» To do
Check every line of the entries for the string "conditioner" and return the ones that contain it.

» Dataset extract
=====

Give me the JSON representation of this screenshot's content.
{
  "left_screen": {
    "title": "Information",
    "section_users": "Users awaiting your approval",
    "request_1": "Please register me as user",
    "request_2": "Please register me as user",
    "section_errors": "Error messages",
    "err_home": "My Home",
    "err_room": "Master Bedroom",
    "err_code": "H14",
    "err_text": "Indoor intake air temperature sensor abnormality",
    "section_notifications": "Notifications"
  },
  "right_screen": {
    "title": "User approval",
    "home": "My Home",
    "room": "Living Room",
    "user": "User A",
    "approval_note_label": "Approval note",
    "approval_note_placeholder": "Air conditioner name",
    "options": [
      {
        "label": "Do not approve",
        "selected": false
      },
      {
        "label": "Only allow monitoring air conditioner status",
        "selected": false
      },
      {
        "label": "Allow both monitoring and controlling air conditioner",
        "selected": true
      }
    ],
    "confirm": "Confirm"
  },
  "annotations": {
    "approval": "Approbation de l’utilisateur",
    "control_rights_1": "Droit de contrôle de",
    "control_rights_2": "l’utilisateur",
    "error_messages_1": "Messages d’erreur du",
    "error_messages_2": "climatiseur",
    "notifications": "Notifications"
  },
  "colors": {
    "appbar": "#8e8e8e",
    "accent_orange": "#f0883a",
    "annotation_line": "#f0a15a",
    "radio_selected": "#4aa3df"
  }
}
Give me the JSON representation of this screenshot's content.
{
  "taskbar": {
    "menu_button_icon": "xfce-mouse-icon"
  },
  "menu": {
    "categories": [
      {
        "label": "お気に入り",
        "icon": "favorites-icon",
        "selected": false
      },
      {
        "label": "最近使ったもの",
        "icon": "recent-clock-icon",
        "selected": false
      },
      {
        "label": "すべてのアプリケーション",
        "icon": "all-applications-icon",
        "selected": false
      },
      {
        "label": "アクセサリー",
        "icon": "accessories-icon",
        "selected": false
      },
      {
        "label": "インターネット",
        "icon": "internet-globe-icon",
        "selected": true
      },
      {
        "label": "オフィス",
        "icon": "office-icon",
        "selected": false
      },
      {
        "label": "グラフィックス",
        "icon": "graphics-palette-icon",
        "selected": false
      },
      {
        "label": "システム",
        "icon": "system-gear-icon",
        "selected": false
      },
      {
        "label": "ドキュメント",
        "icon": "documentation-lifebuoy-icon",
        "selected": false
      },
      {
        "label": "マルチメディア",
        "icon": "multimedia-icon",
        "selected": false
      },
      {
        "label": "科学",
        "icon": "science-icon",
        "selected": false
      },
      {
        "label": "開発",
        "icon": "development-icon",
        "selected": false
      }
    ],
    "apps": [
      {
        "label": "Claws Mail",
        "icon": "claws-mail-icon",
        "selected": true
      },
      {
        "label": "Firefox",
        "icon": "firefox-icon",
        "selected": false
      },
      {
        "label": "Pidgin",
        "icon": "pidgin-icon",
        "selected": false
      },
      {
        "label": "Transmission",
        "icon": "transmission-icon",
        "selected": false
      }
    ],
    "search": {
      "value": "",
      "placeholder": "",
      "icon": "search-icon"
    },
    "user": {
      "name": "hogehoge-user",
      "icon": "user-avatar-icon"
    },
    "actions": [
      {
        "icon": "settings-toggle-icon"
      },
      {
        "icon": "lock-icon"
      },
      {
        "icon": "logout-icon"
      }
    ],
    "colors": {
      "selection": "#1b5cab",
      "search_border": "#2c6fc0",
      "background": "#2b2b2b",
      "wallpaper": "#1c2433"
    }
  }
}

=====

» Solution for this problem
    "approval_note_placeholder": "Air conditioner name",
        "label": "Only allow monitoring air conditioner status",
        "label": "Allow both monitoring and controlling air conditioner",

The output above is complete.